Being a historian, I imposed a little history lesson on our guests before dinner, explaining the story of Thanksgiving. And there’s even a Dutch connection! You see, in 1609 those religious radicals who would become our pilgrims (though they weren’t called that until a couple hundred years later) fled England and went to the Netherlands, which was relatively more accepting at the time. However, the English actually hounded them there and sent officers to arrest the community’s leader, who escaped in the nick of time and went into hiding. They were also getting worried that their children were learning Dutch and losing their culture. So in 1620 they decided to buy passage on a couple of English merchant ships bound for the new world.

Now we all know about the Mayflower, of course, but that second ship was leaky and forced the group to stop for lengthy repairs before they even got away from England. And then once they were out to sea, they wound up turning around to go back and transfer all the people and cargo, delaying their departure even more. That’s why the pilgrims arrived so late in the fall in 1620 and wound up having a disastrous first winter in which half of them died.

We probably all learned in school that it was the Native Americans who taught those English radicals how to survive and supposedly came to that first harvest dinner of thanks-giving. But did you know that when the pilgrims came ashore, they were met by a Native American who spoke to them in English?? Turns out that a man named Squanto had been enslaved by a previous English ship and taken to England, where he somehow managed to escape and get back, having learned the language. Squanto is the one who taught the pilgrims how to grow corn, eat pumpkins, make maple syrup, fish, and avoid poisonous plants.

I found myself thinking a lot about Squanto this Thanksgiving and how simply amazing it was that he showed such kindness to a bunch of starving English people, when he had been enslaved by their countrymen. And how sad it is that this early cooperation between Native Americans and European Americans stands as one of the only examples of its kind in our history. While I love our Thanksgiving holiday and its broader meaning of pausing to give thanks, I can completely understand why Native Americans do not necessarily celebrate the day. But in honor of that early moment of cooperation, we taught our new friends how to make pilgrim and Indian hats. We also made hand-tracing turkeys (though our Canadian friends report that they do this in Canada, too).

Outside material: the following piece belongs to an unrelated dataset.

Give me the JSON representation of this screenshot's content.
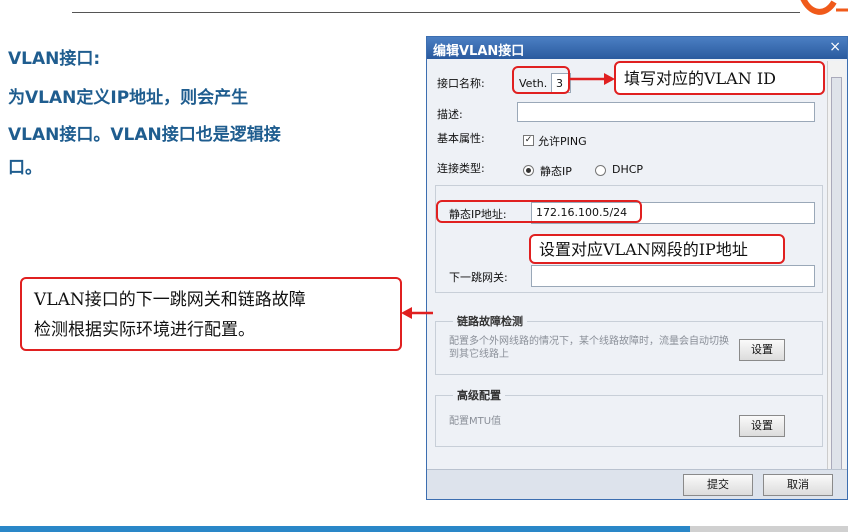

one of the dads wearing an Indian feather

a microcosm of Eindhoven: all of the men either work for Philips, a Philips-spin off, or used to work for Philips

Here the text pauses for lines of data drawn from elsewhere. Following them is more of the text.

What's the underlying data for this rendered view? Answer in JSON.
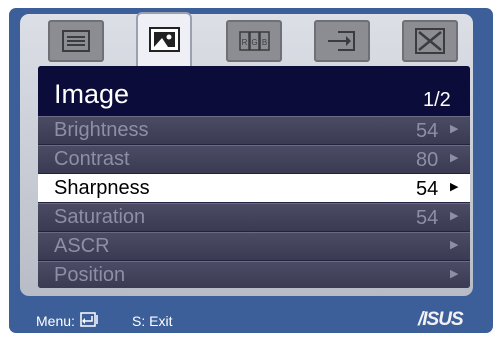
{
  "menu": {
    "title": "Image",
    "page": "1/2",
    "items": [
      {
        "label": "Brightness",
        "value": "54",
        "arrow": "▶",
        "selected": false
      },
      {
        "label": "Contrast",
        "value": "80",
        "arrow": "▶",
        "selected": false
      },
      {
        "label": "Sharpness",
        "value": "54",
        "arrow": "▶",
        "selected": true
      },
      {
        "label": "Saturation",
        "value": "54",
        "arrow": "▶",
        "selected": false
      },
      {
        "label": "ASCR",
        "value": "",
        "arrow": "▶",
        "selected": false
      },
      {
        "label": "Position",
        "value": "",
        "arrow": "▶",
        "selected": false
      }
    ]
  },
  "tabs": [
    {
      "icon": "splendid-icon",
      "active": false
    },
    {
      "icon": "image-icon",
      "active": true
    },
    {
      "icon": "rgb-color-icon",
      "active": false,
      "text": "R G B"
    },
    {
      "icon": "input-select-icon",
      "active": false
    },
    {
      "icon": "system-setup-icon",
      "active": false
    }
  ],
  "footer": {
    "menu_label": "Menu:",
    "exit_label": "S: Exit",
    "brand": "/ISUS"
  },
  "colors": {
    "frame": "#3d5f99",
    "header": "#0c0c3a",
    "selected_row": "#ffffff",
    "inactive_text": "#8d8fa6"
  }
}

Oi Leng spent half the meal jumping up and down to make her fresh dumplings - amazing!

the "kids table" -- i.e. coffee table -- held seven kids

Cal and his friend Thibault

Ian and Maia

apple pie and pumpkin pie on my desk!

And here’s proof that it really was Thanksgiving — pie! No canned pumpkin, evaporated milk, or pie pans, but we pulled it off with pulp from fresh roasted winter squash, cream, and a couple of tart pans. I’m thankful for my kitchen conveniences back home and familiar food supplies, for Trader Joes and the seitan I would have made into our main dish in the U.S., but this Thanksgiving gave us the chance to be thankful about new things: I’m thankful for new experiences, new friends, and the opportunity to hit the “pause” button on our American life and renew our focus and priorities here for a few months in the Netherlands. That’s a lot to be thankful for, indeed.